If you want to watch intriguing films about defense lawyers, then hunt down Judgment at Nuremberg (1961) and the TV series Rumpole of the Bailey (1978-1992).
There have been a number of great movies centering on lawyers and trials, but unfortunately The Judge is not one of them. Despite the appearance of brilliant actors like Robert Downey, Jr., Robert Duvall and Vera Farmiga, it becomes largely a soap opera masquerading as a trial where a son represents his father.
Two of the reasons that motivated me to become a defense attorney were the performances of Gregory Peck in To Kill a Mockingbird (1962) and Spencer Tracy in Inherit the Wind (1960). Ironically, while both lost their cases, they performed their task with a profound sense of dignity and honor.
The Judge captures none of that drama or magnificence. Downey, Jr. plays an arrogant defense lawyer from Chicago who is as proud of his own self-worth as he is of his Ferrari. Thought he has not talked to any family members in over 20 years, he suddenly learns that his mother has died in their hometown in Indiana. He reluctantly agrees to go to her funeral, where he reunites with two brothers and a father (Robert Duvall) who has been a local judge for over 40 years.
As the old man goes through the trauma of his wife’s death and the fact that he has been hiding cancer treatment, he is arrested for allegedly hitting and killing a bicyclist with his car who just happens to be a hated ex-defendant in his court. Of course Downey, Jr. has to rally to the flag, but the drama falls short at nearly every turn.

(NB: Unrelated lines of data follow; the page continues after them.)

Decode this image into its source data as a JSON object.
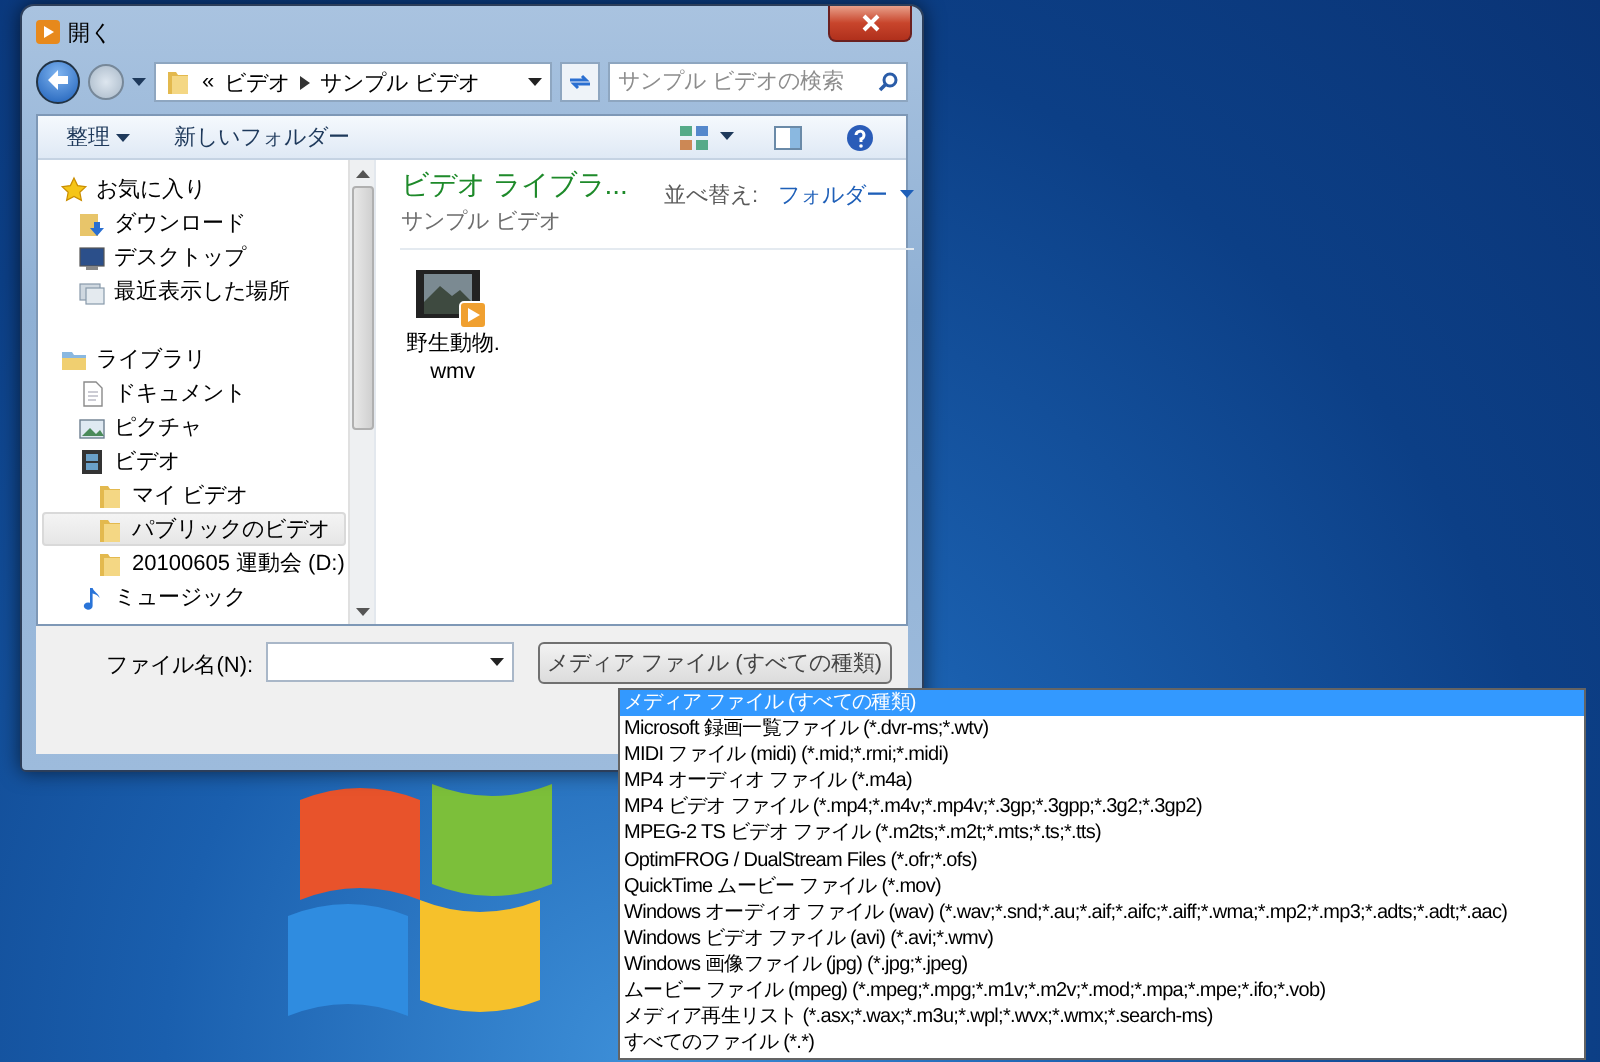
{
  "window": {
    "title": "開く"
  },
  "address_bar": {
    "overflow": "«",
    "path": [
      "ビデオ",
      "サンプル ビデオ"
    ]
  },
  "search": {
    "placeholder": "サンプル ビデオの検索"
  },
  "toolbar": {
    "organize": "整理",
    "new_folder": "新しいフォルダー"
  },
  "navigation": [
    {
      "label": "お気に入り",
      "kind": "star",
      "selected": false,
      "children": [
        {
          "label": "ダウンロード",
          "kind": "download",
          "selected": false
        },
        {
          "label": "デスクトップ",
          "kind": "desktop",
          "selected": false
        },
        {
          "label": "最近表示した場所",
          "kind": "recent",
          "selected": false
        }
      ]
    },
    {
      "label": "ライブラリ",
      "kind": "library",
      "selected": false,
      "children": [
        {
          "label": "ドキュメント",
          "kind": "document",
          "selected": false
        },
        {
          "label": "ピクチャ",
          "kind": "picture",
          "selected": false
        },
        {
          "label": "ビデオ",
          "kind": "video",
          "selected": false,
          "children": [
            {
              "label": "マイ ビデオ",
              "kind": "folder",
              "selected": false
            },
            {
              "label": "パブリックのビデオ",
              "kind": "folder",
              "selected": true
            },
            {
              "label": "20100605 運動会 (D:)",
              "kind": "folder",
              "selected": false
            }
          ]
        },
        {
          "label": "ミュージック",
          "kind": "music",
          "selected": false
        }
      ]
    }
  ],
  "content": {
    "title": "ビデオ ライブラ...",
    "subtitle": "サンプル ビデオ",
    "sort_label": "並べ替え:",
    "sort_value": "フォルダー",
    "files": [
      {
        "name": "野生動物.wmv"
      }
    ]
  },
  "footer": {
    "filename_label": "ファイル名(N):",
    "file_type": "メディア ファイル (すべての種類)"
  },
  "file_type_list": [
    {
      "label": "メディア ファイル (すべての種類)",
      "selected": true
    },
    {
      "label": "Microsoft 録画一覧ファイル (*.dvr-ms;*.wtv)",
      "selected": false
    },
    {
      "label": "MIDI ファイル (midi) (*.mid;*.rmi;*.midi)",
      "selected": false
    },
    {
      "label": "MP4 オーディオ ファイル (*.m4a)",
      "selected": false
    },
    {
      "label": "MP4 ビデオ ファイル (*.mp4;*.m4v;*.mp4v;*.3gp;*.3gpp;*.3g2;*.3gp2)",
      "selected": false
    },
    {
      "label": "MPEG-2 TS ビデオ ファイル (*.m2ts;*.m2t;*.mts;*.ts;*.tts)",
      "selected": false
    },
    {
      "label": "OptimFROG / DualStream Files (*.ofr;*.ofs)",
      "selected": false
    },
    {
      "label": "QuickTime ムービー ファイル (*.mov)",
      "selected": false
    },
    {
      "label": "Windows オーディオ ファイル (wav) (*.wav;*.snd;*.au;*.aif;*.aifc;*.aiff;*.wma;*.mp2;*.mp3;*.adts;*.adt;*.aac)",
      "selected": false
    },
    {
      "label": "Windows ビデオ ファイル (avi) (*.avi;*.wmv)",
      "selected": false
    },
    {
      "label": "Windows 画像ファイル (jpg) (*.jpg;*.jpeg)",
      "selected": false
    },
    {
      "label": "ムービー ファイル (mpeg) (*.mpeg;*.mpg;*.m1v;*.m2v;*.mod;*.mpa;*.mpe;*.ifo;*.vob)",
      "selected": false
    },
    {
      "label": "メディア再生リスト (*.asx;*.wax;*.m3u;*.wpl;*.wvx;*.wmx;*.search-ms)",
      "selected": false
    },
    {
      "label": "すべてのファイル (*.*)",
      "selected": false
    }
  ]
}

Billy Bob Thornton plays the Special Prosecutor with a bit of class, but Downey, Jr.’s character doesn’t know the meaning of the word. While he courts his ex-girlfriend (Ms. Farmiga), he also ends up having an aggressive sexual encounter with a young girl who he learns later is not only her daughter, but possibly his. It’s hard to like this guy.
Quite frankly, you wanted the movie to focus primarily on Mr. Duvall’s trial, but the film strangely concentrates on a family trying to reunite. The brothers are played by Vincent D’Oriofrio and Jeremy Strong, with Mr. Strong being the only truly likeable person in the film.
While the film is alleged to have taken place in Indiana, we Hoosiers are basically portrayed as a bunch of goofs surrounded by large fields of corn and spending our free time fishing. It wasn’t that I was insulted, though fishing never has appealed to me unless I was on a boat off the Florida Keys.
In the end, if you want to see a movie that reminds all of us of what it means to be a defense attorney, then revisit To Kill a Mockingbird where Mr. Peck leaves the courtroom after his loss. His daughter, Scout, sitting in the balcony of the courtroom with the family of the defendant, is told to rise as Mr. Peck walks under them. The client’s father simply says, “Stand up, Scout, your father is passing.”